Overall we see that the ANOVA and LMEM are pretty similar, showing a significant effect only for previous response, while the initial simple linear model included a significant interaction of previous response and sex. From this we can conclude that incorporating participant specific variance in the model is important to understand which effects are real. The lack of a significant interaction in our LMEM showed us that the disappearance of the effect in the ANOVA was not simple due to a lack of power.

# Conclusion

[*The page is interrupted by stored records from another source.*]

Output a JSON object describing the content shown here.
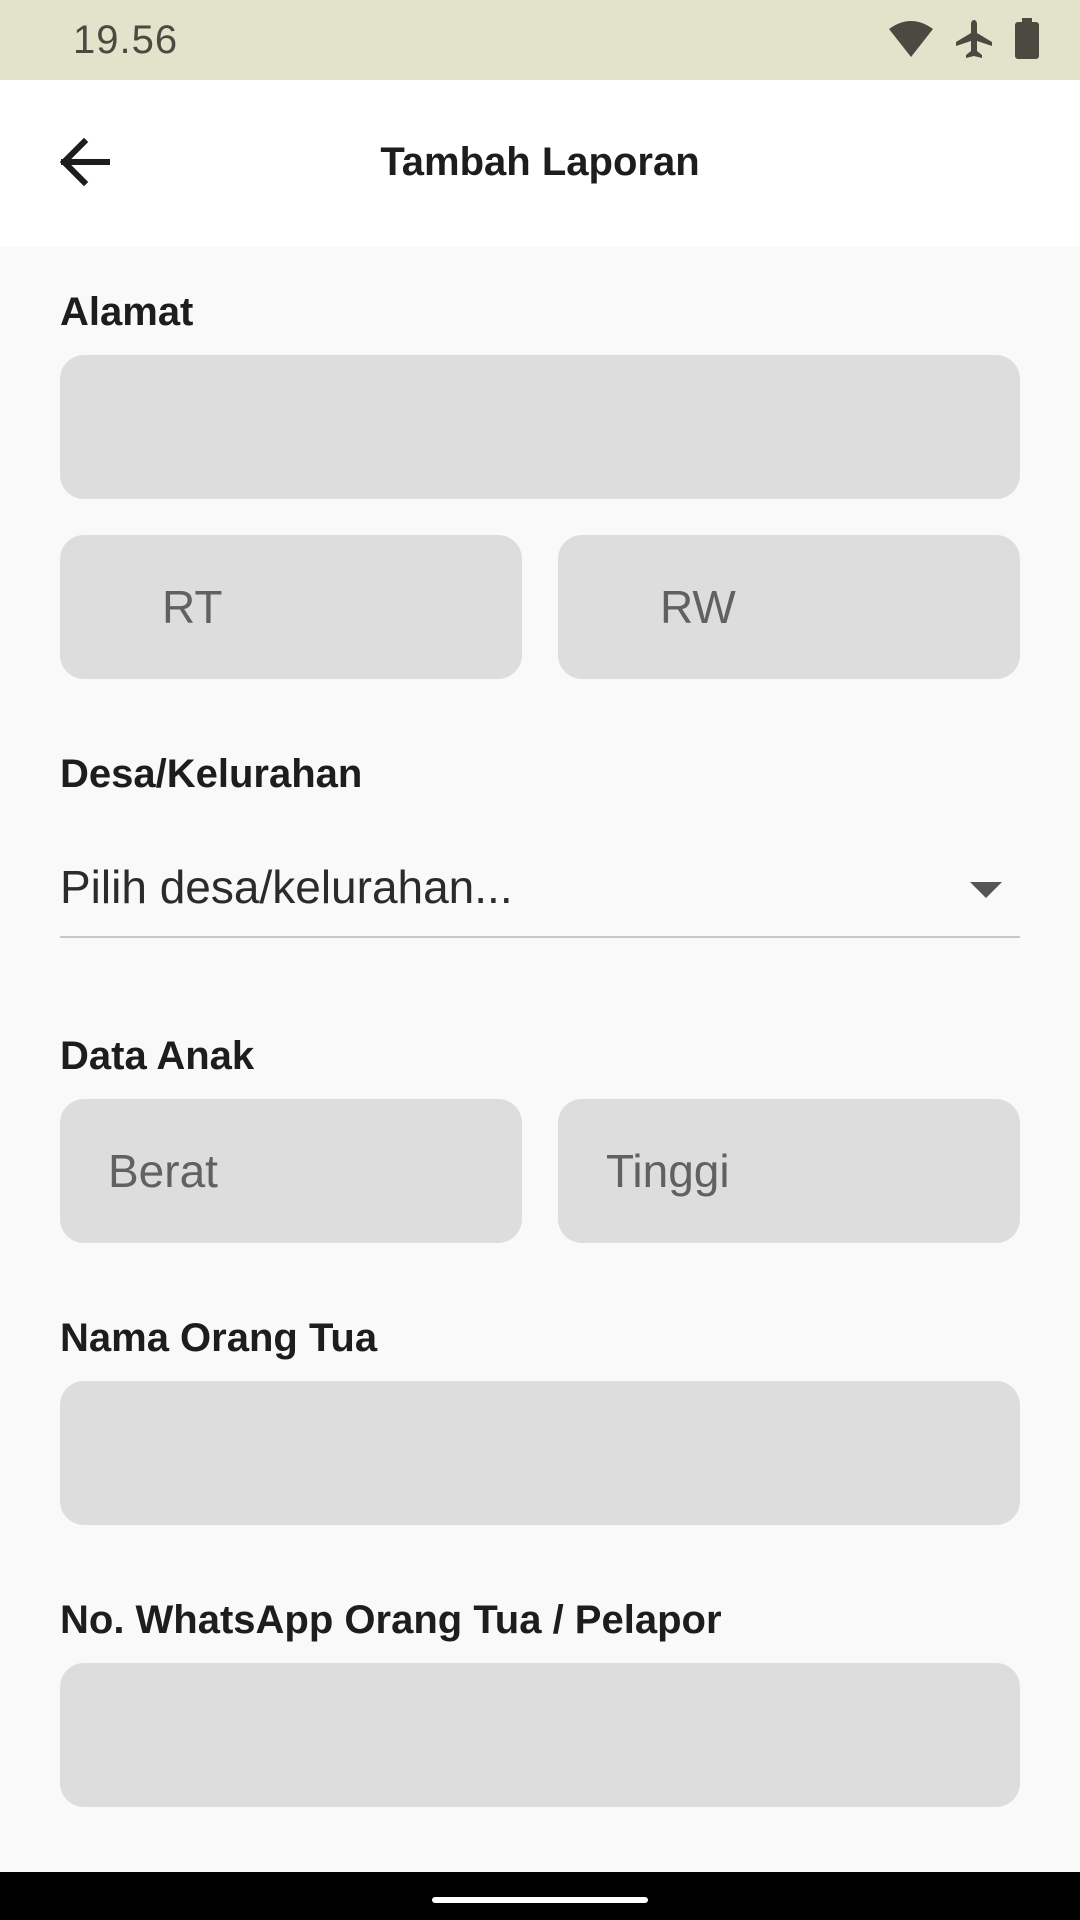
{
  "status_bar": {
    "time": "19.56",
    "icons": [
      "wifi-icon",
      "airplane-icon",
      "battery-icon"
    ]
  },
  "app_bar": {
    "title": "Tambah Laporan",
    "back_icon": "arrow-left-icon"
  },
  "form": {
    "alamat": {
      "label": "Alamat",
      "value": "",
      "placeholder": ""
    },
    "rt": {
      "placeholder": "RT",
      "value": ""
    },
    "rw": {
      "placeholder": "RW",
      "value": ""
    },
    "desa": {
      "label": "Desa/Kelurahan",
      "selected": "Pilih desa/kelurahan..."
    },
    "data_anak": {
      "label": "Data Anak",
      "berat": {
        "placeholder": "Berat",
        "value": ""
      },
      "tinggi": {
        "placeholder": "Tinggi",
        "value": ""
      }
    },
    "nama_orang_tua": {
      "label": "Nama Orang Tua",
      "value": ""
    },
    "whatsapp": {
      "label": "No. WhatsApp Orang Tua / Pelapor",
      "value": ""
    }
  },
  "colors": {
    "status_bar_bg": "#e3e3cb",
    "field_bg": "#dddddd",
    "page_bg": "#f9f9f9"
  }
}
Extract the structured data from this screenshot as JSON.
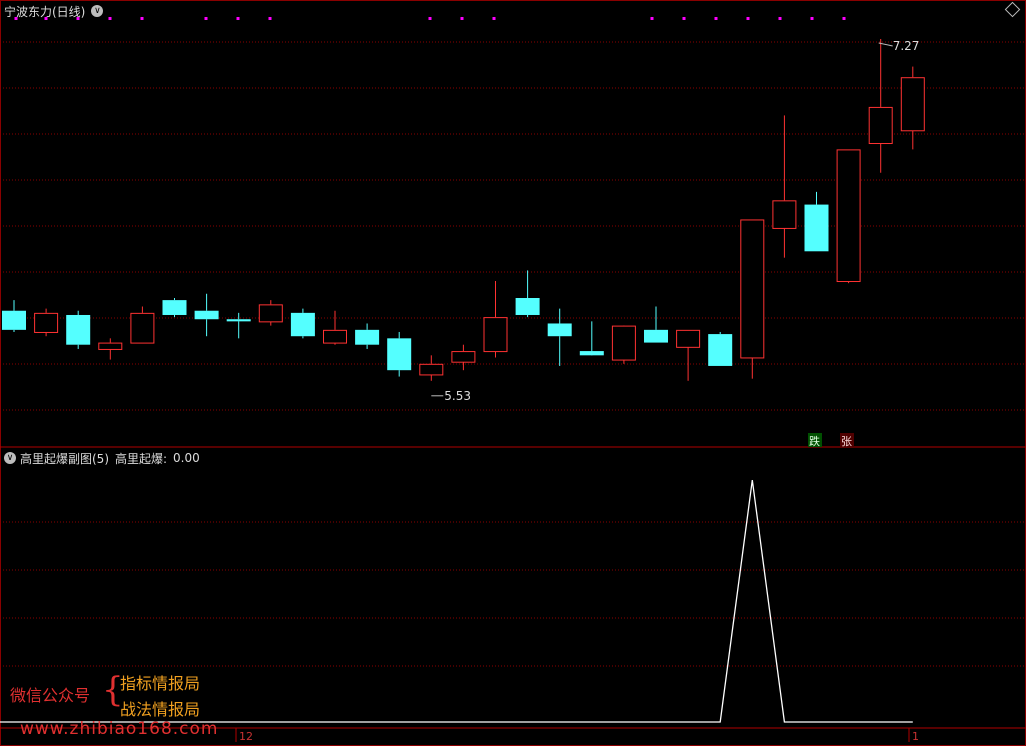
{
  "main_panel": {
    "title": "宁波东力(日线)",
    "high_label": "7.27",
    "low_label": "5.53"
  },
  "sub_panel": {
    "title": "高里起爆副图(5)",
    "indicator_label": "高里起爆:",
    "indicator_value": "0.00"
  },
  "axis": {
    "labels": [
      "12",
      "1"
    ]
  },
  "signals": {
    "down": "跌",
    "up": "张"
  },
  "watermark": {
    "left": "微信公众号",
    "line1": "指标情报局",
    "line2": "战法情报局",
    "site": "www.zhibiao168.com"
  },
  "colors": {
    "up": "#ff3232",
    "down": "#54ffff",
    "grid": "#8a0000",
    "marker": "#ff00ff",
    "line": "#ffffff"
  },
  "chart_data": [
    {
      "type": "candlestick",
      "title": "宁波东力(日线)",
      "ylim": [
        5.4,
        7.35
      ],
      "annotations": [
        {
          "label": "7.27",
          "type": "high"
        },
        {
          "label": "5.53",
          "type": "low"
        }
      ],
      "candles": [
        {
          "o": 5.99,
          "h": 6.04,
          "l": 5.89,
          "c": 5.9
        },
        {
          "o": 5.89,
          "h": 6.0,
          "l": 5.87,
          "c": 5.98
        },
        {
          "o": 5.97,
          "h": 5.99,
          "l": 5.81,
          "c": 5.83
        },
        {
          "o": 5.81,
          "h": 5.86,
          "l": 5.76,
          "c": 5.84
        },
        {
          "o": 5.84,
          "h": 6.01,
          "l": 5.84,
          "c": 5.98
        },
        {
          "o": 6.04,
          "h": 6.05,
          "l": 5.96,
          "c": 5.97
        },
        {
          "o": 5.99,
          "h": 6.07,
          "l": 5.87,
          "c": 5.95
        },
        {
          "o": 5.95,
          "h": 5.98,
          "l": 5.86,
          "c": 5.94
        },
        {
          "o": 5.94,
          "h": 6.04,
          "l": 5.92,
          "c": 6.02
        },
        {
          "o": 5.98,
          "h": 6.0,
          "l": 5.86,
          "c": 5.87
        },
        {
          "o": 5.84,
          "h": 5.99,
          "l": 5.83,
          "c": 5.9
        },
        {
          "o": 5.9,
          "h": 5.93,
          "l": 5.81,
          "c": 5.83
        },
        {
          "o": 5.86,
          "h": 5.89,
          "l": 5.68,
          "c": 5.71
        },
        {
          "o": 5.69,
          "h": 5.78,
          "l": 5.66,
          "c": 5.74
        },
        {
          "o": 5.75,
          "h": 5.83,
          "l": 5.71,
          "c": 5.8
        },
        {
          "o": 5.8,
          "h": 6.13,
          "l": 5.77,
          "c": 5.96
        },
        {
          "o": 6.05,
          "h": 6.18,
          "l": 5.96,
          "c": 5.97
        },
        {
          "o": 5.93,
          "h": 6.0,
          "l": 5.73,
          "c": 5.87
        },
        {
          "o": 5.8,
          "h": 5.94,
          "l": 5.8,
          "c": 5.78
        },
        {
          "o": 5.76,
          "h": 5.86,
          "l": 5.74,
          "c": 5.92
        },
        {
          "o": 5.9,
          "h": 6.01,
          "l": 5.84,
          "c": 5.84
        },
        {
          "o": 5.82,
          "h": 5.9,
          "l": 5.66,
          "c": 5.9
        },
        {
          "o": 5.88,
          "h": 5.89,
          "l": 5.73,
          "c": 5.73
        },
        {
          "o": 5.77,
          "h": 6.42,
          "l": 5.67,
          "c": 6.42
        },
        {
          "o": 6.38,
          "h": 6.91,
          "l": 6.24,
          "c": 6.51
        },
        {
          "o": 6.49,
          "h": 6.55,
          "l": 6.27,
          "c": 6.27
        },
        {
          "o": 6.13,
          "h": 6.75,
          "l": 6.12,
          "c": 6.75
        },
        {
          "o": 6.78,
          "h": 7.27,
          "l": 6.64,
          "c": 6.95
        },
        {
          "o": 6.84,
          "h": 7.14,
          "l": 6.75,
          "c": 7.09
        }
      ]
    },
    {
      "type": "line",
      "title": "高里起爆副图(5)",
      "series": [
        {
          "name": "高里起爆",
          "values": [
            0,
            0,
            0,
            0,
            0,
            0,
            0,
            0,
            0,
            0,
            0,
            0,
            0,
            0,
            0,
            0,
            0,
            0,
            0,
            0,
            0,
            0,
            0,
            1,
            0,
            0,
            0,
            0,
            0
          ]
        }
      ],
      "ylim": [
        0,
        1.05
      ]
    }
  ]
}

I hope you enjoyed this three part series on linear models. We only briefly went over linear mixed effects models, but they are a very powerful tool for inferential statistics and have been fully adopted by several disciplines. In addition to allowing you to use all data points, instead of averaging and losing power, they also can handle a more complex random effects structure (for example, including both participant and item as a random effect) and can be used when you have a binary dependent variable (for example, correct versus incorrect). If you’re interested in learning more about linear mixed effects models stay tuned for a lesson in my new R course “R for Publication”.